Data about app and page elements
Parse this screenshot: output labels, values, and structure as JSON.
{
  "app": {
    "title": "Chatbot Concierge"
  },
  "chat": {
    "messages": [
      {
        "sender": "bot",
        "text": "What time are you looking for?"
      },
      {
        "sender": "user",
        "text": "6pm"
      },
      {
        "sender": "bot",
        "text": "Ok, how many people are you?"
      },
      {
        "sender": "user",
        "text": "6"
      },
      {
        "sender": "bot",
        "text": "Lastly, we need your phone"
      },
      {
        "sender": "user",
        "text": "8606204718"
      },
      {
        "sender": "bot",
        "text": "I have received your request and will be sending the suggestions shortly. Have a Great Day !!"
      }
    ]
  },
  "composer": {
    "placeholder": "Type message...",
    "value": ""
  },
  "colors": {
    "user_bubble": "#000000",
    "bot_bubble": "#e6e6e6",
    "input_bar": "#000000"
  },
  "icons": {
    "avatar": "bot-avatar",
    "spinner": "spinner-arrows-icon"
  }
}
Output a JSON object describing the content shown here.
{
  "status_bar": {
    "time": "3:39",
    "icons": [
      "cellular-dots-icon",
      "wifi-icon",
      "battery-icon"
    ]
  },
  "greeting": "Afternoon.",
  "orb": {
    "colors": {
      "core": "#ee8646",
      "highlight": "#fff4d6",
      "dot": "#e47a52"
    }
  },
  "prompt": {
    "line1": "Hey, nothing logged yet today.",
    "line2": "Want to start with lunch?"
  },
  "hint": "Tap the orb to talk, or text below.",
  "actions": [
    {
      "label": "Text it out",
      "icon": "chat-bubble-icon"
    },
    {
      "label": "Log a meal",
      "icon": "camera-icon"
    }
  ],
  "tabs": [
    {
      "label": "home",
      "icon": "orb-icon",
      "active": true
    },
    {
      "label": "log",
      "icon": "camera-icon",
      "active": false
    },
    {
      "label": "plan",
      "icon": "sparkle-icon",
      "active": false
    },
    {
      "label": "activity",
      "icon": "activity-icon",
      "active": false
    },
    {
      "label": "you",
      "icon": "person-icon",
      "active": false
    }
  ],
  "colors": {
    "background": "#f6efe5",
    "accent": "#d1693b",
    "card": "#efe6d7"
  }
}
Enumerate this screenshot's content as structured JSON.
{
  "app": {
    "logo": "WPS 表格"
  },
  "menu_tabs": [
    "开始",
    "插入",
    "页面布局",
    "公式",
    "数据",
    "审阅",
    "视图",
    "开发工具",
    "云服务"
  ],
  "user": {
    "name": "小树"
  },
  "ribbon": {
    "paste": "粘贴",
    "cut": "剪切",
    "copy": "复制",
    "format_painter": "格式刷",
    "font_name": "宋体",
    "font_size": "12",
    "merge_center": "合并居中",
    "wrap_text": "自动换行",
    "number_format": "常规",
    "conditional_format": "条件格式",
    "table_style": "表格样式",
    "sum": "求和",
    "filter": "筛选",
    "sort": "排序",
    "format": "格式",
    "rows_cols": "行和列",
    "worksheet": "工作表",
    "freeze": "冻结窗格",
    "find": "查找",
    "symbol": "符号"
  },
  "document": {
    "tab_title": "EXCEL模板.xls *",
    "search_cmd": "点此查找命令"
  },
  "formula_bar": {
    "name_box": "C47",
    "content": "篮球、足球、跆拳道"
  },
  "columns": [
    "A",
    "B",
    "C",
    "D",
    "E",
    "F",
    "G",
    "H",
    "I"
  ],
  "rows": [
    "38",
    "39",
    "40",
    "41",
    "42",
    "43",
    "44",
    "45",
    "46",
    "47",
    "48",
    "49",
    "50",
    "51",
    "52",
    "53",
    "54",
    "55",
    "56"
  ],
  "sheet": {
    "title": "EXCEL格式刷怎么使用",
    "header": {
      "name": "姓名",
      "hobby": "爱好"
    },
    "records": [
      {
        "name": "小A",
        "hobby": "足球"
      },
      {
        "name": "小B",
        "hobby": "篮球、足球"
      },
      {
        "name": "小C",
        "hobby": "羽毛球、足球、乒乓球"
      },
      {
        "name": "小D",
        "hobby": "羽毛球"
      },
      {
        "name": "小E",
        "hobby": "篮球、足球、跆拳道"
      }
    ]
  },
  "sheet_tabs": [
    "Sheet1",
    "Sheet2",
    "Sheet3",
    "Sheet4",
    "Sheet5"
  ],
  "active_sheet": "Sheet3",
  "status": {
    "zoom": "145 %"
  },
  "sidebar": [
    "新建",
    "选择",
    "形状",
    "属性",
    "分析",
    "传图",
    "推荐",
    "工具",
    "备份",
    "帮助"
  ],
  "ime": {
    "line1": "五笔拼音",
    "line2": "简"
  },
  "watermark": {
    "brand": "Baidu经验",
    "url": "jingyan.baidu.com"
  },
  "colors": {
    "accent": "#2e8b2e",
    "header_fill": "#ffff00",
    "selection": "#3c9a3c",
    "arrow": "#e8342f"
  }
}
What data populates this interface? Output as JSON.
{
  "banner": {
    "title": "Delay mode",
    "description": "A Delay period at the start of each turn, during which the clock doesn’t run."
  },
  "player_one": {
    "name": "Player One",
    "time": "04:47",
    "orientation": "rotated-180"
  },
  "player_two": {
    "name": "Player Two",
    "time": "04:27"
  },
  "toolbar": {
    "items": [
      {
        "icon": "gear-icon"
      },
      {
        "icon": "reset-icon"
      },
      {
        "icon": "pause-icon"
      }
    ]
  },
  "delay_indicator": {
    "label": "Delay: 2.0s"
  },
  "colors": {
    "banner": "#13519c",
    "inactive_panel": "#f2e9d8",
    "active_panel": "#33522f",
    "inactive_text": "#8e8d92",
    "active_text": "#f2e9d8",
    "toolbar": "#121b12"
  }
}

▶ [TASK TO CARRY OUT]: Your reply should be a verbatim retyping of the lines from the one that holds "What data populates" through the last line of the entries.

▶ [SOLUTION TO THE EXERCISE]:
What data populates this interface? Output as JSON.
{
  "banner": {
    "title": "Delay mode",
    "description": "A Delay period at the start of each turn, during which the clock doesn’t run."
  },
  "player_one": {
    "name": "Player One",
    "time": "04:47",
    "orientation": "rotated-180"
  },
  "player_two": {
    "name": "Player Two",
    "time": "04:27"
  },
  "toolbar": {
    "items": [
      {
        "icon": "gear-icon"
      },
      {
        "icon": "reset-icon"
      },
      {
        "icon": "pause-icon"
      }
    ]
  },
  "delay_indicator": {
    "label": "Delay: 2.0s"
  },
  "colors": {
    "banner": "#13519c",
    "inactive_panel": "#f2e9d8",
    "active_panel": "#33522f",
    "inactive_text": "#8e8d92",
    "active_text": "#f2e9d8",
    "toolbar": "#121b12"
  }
}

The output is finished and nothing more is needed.